▶ Task goal: Look through the data and write out every line with the word "properties" in it.

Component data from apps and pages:
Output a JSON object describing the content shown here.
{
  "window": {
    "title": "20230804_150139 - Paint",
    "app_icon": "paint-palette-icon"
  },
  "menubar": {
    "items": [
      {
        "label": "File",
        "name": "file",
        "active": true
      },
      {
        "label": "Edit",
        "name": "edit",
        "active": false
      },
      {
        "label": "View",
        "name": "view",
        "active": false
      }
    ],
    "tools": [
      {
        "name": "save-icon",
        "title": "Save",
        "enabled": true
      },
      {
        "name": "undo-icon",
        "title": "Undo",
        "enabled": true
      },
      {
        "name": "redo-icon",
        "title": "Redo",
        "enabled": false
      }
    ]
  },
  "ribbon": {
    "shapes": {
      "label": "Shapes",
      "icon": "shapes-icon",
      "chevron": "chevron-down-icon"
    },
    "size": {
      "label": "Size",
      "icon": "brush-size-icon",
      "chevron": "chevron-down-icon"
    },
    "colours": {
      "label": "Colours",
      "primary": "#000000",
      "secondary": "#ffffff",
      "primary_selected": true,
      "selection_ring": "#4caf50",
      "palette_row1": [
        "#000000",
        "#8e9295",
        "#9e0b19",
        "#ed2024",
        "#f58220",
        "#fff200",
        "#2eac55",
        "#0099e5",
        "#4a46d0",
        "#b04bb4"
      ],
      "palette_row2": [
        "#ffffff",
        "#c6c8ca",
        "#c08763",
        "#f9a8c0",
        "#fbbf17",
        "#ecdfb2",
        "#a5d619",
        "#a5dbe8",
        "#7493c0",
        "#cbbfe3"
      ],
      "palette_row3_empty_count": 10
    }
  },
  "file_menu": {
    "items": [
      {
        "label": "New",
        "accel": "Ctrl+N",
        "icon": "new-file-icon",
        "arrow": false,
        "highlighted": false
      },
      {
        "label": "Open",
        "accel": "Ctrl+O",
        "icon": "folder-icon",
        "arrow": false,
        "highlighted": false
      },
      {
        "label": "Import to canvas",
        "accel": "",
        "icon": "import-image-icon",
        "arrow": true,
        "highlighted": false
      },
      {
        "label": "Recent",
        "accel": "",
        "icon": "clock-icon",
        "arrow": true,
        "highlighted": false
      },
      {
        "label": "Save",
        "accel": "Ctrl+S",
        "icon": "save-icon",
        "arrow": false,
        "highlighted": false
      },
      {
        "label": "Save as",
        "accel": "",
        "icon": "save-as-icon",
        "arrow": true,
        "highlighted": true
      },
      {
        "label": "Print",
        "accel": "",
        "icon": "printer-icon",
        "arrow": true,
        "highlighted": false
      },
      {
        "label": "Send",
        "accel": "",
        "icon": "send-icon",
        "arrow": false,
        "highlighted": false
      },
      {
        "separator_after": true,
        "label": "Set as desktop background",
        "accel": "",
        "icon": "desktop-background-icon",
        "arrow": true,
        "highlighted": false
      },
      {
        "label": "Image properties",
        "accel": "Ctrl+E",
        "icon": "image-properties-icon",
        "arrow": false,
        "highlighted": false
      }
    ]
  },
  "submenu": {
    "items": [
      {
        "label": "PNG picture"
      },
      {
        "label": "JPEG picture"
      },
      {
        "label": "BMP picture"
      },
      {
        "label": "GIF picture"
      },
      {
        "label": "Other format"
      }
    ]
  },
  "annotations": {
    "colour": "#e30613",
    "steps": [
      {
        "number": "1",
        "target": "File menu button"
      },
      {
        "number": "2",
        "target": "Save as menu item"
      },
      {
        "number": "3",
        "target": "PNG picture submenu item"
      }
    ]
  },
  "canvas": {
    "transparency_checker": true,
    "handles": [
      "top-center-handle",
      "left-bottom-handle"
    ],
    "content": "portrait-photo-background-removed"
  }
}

▶ Exercise response:
        "label": "Image properties",
        "icon": "image-properties-icon",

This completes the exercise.